[RECORDS TO USE — start]
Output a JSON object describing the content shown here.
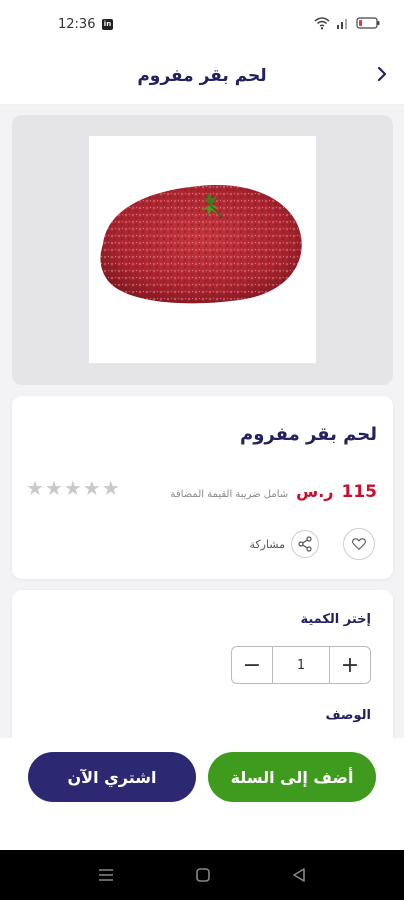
{
  "status_bar": {
    "time": "12:36",
    "app_badge": "in"
  },
  "header": {
    "title": "لحم بقر مفروم"
  },
  "product": {
    "title": "لحم بقر مفروم",
    "price": "115",
    "currency": "ر.س",
    "vat_note": "شامل ضريبة القيمة المضافة",
    "rating": 0,
    "rating_max": 5,
    "share_label": "مشاركة"
  },
  "quantity": {
    "label": "إختر الكمية",
    "value": "1",
    "minus": "−",
    "plus": "+"
  },
  "description": {
    "label": "الوصف"
  },
  "actions": {
    "add_to_cart": "أضف إلى السلة",
    "buy_now": "اشتري الآن"
  },
  "colors": {
    "primary": "#2c2872",
    "accent_green": "#3f9b1e",
    "price_red": "#c8102e"
  }
}
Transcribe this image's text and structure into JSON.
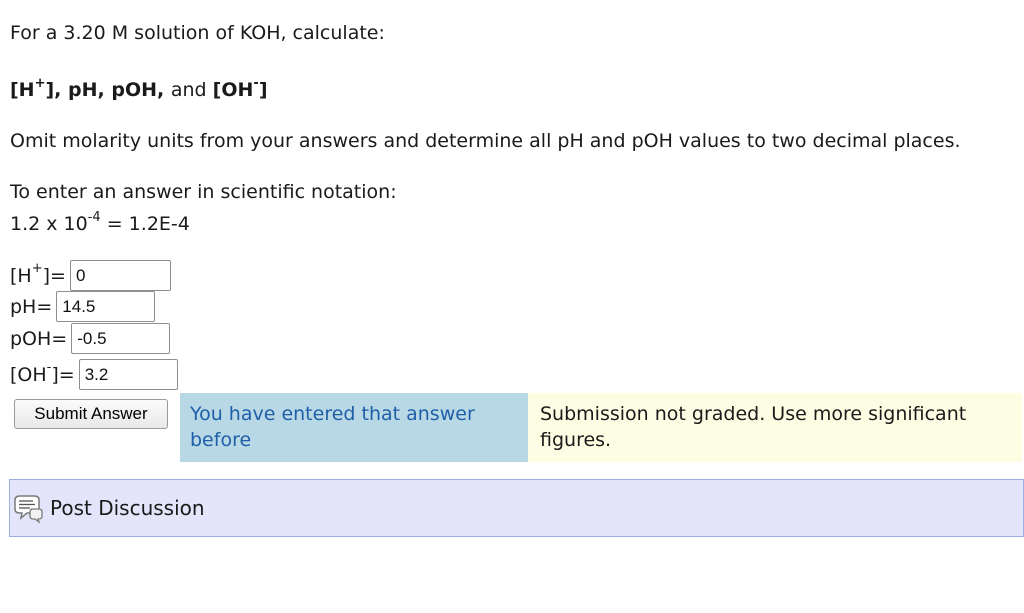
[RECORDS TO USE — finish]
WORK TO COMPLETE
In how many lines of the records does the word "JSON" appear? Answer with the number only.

ANSWER SPACE
2